The catalogue which accompanied the exhibition, edited jointly by Esther Schreuder and Elmer Kolfin, will remain a useful tool for future study of black people in art. Well-informed essays fill the often glaring lacunae in the research of the past. Among the interesting contributions, Elizabeth McGrath, who had already written about the black source of the Nile in Rubens’s Four Rivers (previously known as The Four Continents), shows persuasively in her study of the iconography of Rubens’s Venus of the Night (also known as The Toilet of Venus, Liechtenstein Museum, Vienna) that the painting is certainly not as “black and white” as was hitherto assumed. Needless to say, the essay “The Black Magus in the Netherlands from Memling to Rubens” by Jean Michel Massing is a thorough and useful overview. Another essay that particularly appealed to me is Jacqueline de Raad’s study of Tonia Stieltjes, Jan Sluijters’s black model. De Raad’s emphasis on the social background of Stieltjes’s life makes her come alive in a marvellous way. Sluijters was a leading figure when it came to painting black people in the first half of the twentieth century, as was splendidly demonstrated through the well-chosen examples. Rubens’s Study of a Black African Man with a Turban, which, despite the argument made by Joost Vander Auwera in the catalogue, was surely painted in Italy, was a brilliant choice for the cover of the catalogue, which is distinguished by its handy format and numerous high quality color reproductions. The layout, however, proved to be somewhat impractical with many subdivisions in the catalogue section and images not placed next to the corresponding entries. An index of names and places would have been a welcome addition. Still, apart from the catalogue, the other lasting testimony is the wonderful film, directed by Tessa Boerman, that was made to coincide with the exhibition.

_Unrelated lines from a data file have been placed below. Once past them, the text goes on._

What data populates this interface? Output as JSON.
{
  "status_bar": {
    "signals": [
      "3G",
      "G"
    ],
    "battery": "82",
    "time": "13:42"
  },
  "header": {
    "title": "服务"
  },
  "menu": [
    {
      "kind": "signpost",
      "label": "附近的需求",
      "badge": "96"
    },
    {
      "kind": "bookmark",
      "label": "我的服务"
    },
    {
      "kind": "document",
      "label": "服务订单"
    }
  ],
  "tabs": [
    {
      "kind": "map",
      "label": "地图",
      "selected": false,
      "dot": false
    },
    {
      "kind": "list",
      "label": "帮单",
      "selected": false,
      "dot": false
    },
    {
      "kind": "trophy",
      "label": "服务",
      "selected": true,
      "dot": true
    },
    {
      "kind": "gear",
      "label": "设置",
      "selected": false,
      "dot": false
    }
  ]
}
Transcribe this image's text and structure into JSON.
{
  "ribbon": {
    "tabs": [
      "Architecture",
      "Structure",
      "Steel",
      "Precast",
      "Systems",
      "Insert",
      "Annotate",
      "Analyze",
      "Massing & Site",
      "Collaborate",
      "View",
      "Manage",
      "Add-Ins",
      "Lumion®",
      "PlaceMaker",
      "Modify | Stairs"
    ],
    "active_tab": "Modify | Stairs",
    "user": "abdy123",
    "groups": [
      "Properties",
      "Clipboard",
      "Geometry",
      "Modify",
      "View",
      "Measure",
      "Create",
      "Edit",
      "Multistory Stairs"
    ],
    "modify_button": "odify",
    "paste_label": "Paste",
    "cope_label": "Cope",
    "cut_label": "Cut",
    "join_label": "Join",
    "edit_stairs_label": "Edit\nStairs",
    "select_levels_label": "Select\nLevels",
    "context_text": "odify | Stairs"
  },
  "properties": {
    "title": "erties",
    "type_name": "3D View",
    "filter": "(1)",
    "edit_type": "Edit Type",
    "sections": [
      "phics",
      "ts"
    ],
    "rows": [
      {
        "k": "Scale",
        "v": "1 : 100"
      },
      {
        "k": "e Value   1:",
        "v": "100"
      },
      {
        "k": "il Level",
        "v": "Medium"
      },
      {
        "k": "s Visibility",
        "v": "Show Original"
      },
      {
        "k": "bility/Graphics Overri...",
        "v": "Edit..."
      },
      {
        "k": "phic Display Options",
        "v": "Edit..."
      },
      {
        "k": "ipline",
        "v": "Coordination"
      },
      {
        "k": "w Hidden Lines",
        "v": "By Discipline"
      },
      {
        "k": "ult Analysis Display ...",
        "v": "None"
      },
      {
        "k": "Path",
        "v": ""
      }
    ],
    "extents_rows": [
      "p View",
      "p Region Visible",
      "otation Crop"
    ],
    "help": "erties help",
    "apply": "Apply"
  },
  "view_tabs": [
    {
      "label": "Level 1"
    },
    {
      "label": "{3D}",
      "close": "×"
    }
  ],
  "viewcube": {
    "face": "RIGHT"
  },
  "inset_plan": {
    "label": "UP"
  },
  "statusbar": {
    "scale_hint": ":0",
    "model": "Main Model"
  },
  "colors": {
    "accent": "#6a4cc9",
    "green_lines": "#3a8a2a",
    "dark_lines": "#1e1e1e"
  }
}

The curator was ‘accused’ by some of putting on a good-news-show; but in my view what the exhibition conveyed was rather the results of intensive historical research into the production of artists over the ages, which turned out to present a much more positive image than might have been expected. The exhibition thus largely justified its daring title, with its historical/biblical reference, proving to be an indispensable antidote to postmodern neo-interpretation which can be blinded by excessive attention to political correctness.
Koninklijk Museum voor Schone Kunsten, Antwerpen